The lesson received was a salutary one and, as far as can be ascertained, successive [Persian] Governments have never seriously reconsidered the re-introduction of paper issues under their own auspices.
Rather than agitating for yet another round of inept monetary or fiscal intervention or engaging in overwrought, inane protests, Persians individually — albeit en masse — turned their back on their government's manufactured expedient. To oppose what was essentially an archaic version of quantitative easing, the citizens of Tabriz responded with a socially imposed countermeasure fundamentally amounting to qualitative tightening.
While it is a positive step that, for the first time in nearly a century, people around the world are examining the foundations of central banking and skeptically regarding the long-and-widely-held conflation of currency (a transactional medium) with money (a store of value), any hope for reform must dim when the debate is channeled into the culpable, ineffectual hands of political actors.
Writing in 1550, French judge and writer Etienne de la Boetie advised that those seeking liberty

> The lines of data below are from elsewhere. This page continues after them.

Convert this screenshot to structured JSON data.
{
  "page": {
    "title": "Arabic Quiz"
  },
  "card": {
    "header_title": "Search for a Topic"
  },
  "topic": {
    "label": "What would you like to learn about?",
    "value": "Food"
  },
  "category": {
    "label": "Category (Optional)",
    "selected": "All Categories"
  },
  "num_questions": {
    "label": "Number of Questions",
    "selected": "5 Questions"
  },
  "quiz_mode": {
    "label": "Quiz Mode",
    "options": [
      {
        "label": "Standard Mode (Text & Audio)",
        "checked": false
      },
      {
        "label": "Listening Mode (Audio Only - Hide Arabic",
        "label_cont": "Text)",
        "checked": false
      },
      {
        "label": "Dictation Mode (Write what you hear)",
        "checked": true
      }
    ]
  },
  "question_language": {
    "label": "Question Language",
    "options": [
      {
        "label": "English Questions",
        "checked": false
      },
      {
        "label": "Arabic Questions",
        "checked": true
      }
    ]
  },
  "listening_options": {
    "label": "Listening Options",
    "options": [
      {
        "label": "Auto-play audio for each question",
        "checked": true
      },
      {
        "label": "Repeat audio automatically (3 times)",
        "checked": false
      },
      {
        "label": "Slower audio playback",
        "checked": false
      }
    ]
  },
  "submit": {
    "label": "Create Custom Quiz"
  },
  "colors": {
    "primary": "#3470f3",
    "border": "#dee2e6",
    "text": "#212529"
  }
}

resolve to serve no more, and … are at once freed. I do not ask that you place hands upon the tyrant to topple him over, but simply that you support him no longer; then you will behold him, like a great Colossus whose pedestal has been pulled away, fall of his own weight and break into pieces.
The Persians of Tabriz, the seat of power in the Ilkhanate, brought sanity and balance back to their lives simply by turning their backs on Gaikathu's perfidious tender. They did so without petitions, elections, bloviating, referenda, histrionic "demonstrations," political assassinations, or a bloody, wasteful revolution. The simple act of abandoning the contrived currency system exposed it — and indeed, the issuing regime itself — for what they were: coercively imposed, larcenous fictions.
 Arabic historian Aḥmad ibnʻAlī Maqrīzīindicates that Gaikathu, in addition to plotting a military campaign to seize Baghdad, had additionally engaged in a war of words with Egyptian Mamluk Sultan Al-Ashraf Khalil, threatening to invade and conquer the Levant.
 Edward Granville Browne, A History of Persian Literature under Tartar Dominion (London: Cambridge University Press, 1920), p. 37.
 David Morgan, The Mongols (Oxford: Blackwell Publishing, 1986), p. 165.
 William F. Spalding, Eastern Exchange Currency and Finance (London: Sir Isaac Pitman and Sons, 1917), p. 97.
 Henry V. Poor, Resumption and the Silver Question (New York: H.V. and H.W. Poor, 1878), p. 140.
 Ibid, p. 145.
 Daniel J. Boorstin, The Discoverers (New York: Random House, 1983), p. 503.
 Edward Thomas, The Chronicles of the Pathan Kings of Delhi (London: Trubner & Co, 1871), p. 242.
 Poor, 145.
 Pringle Kennedy, A History of the Great Moghuls; or, A History of the Badshahate of Delhi (Calcutta: Thacker, Spink & Co, 1905), p. 51.
 Thomas, p. 240–241.
 Browne, 38.
 Journal of the Institute of Bankers, Vol. 13 (London: Blades, East & Blades, 1892), p. 25. Journal of the Institute of Bankers.
 A most humorous and illuminating passage from Spalding relates that immediately following issuance of the chao and the desertion of Tabriz, footpads took to preying on citizens with real, hard assets; and with a great sense of sarcasm, they didn't leave the victim empty-handed: they "paid" for what was stolen with the new, fiat paper!
 Jaquir Iqbal, Islamic Financial Management (Delhi: Global Village Publishing House, 2009), p. 154.
 George N. Curzon, Persia and the Persian Question (London: Longmans, Green & Co, 1892), p. 478.
 Spalding, 97.
 Spalding, 98.
 Etienne de la Boetie, The Politics of Obedience: The Discourse of Voluntary Servitude (Auburn: Ludwig Von Mises Institute, 2008), p. 47.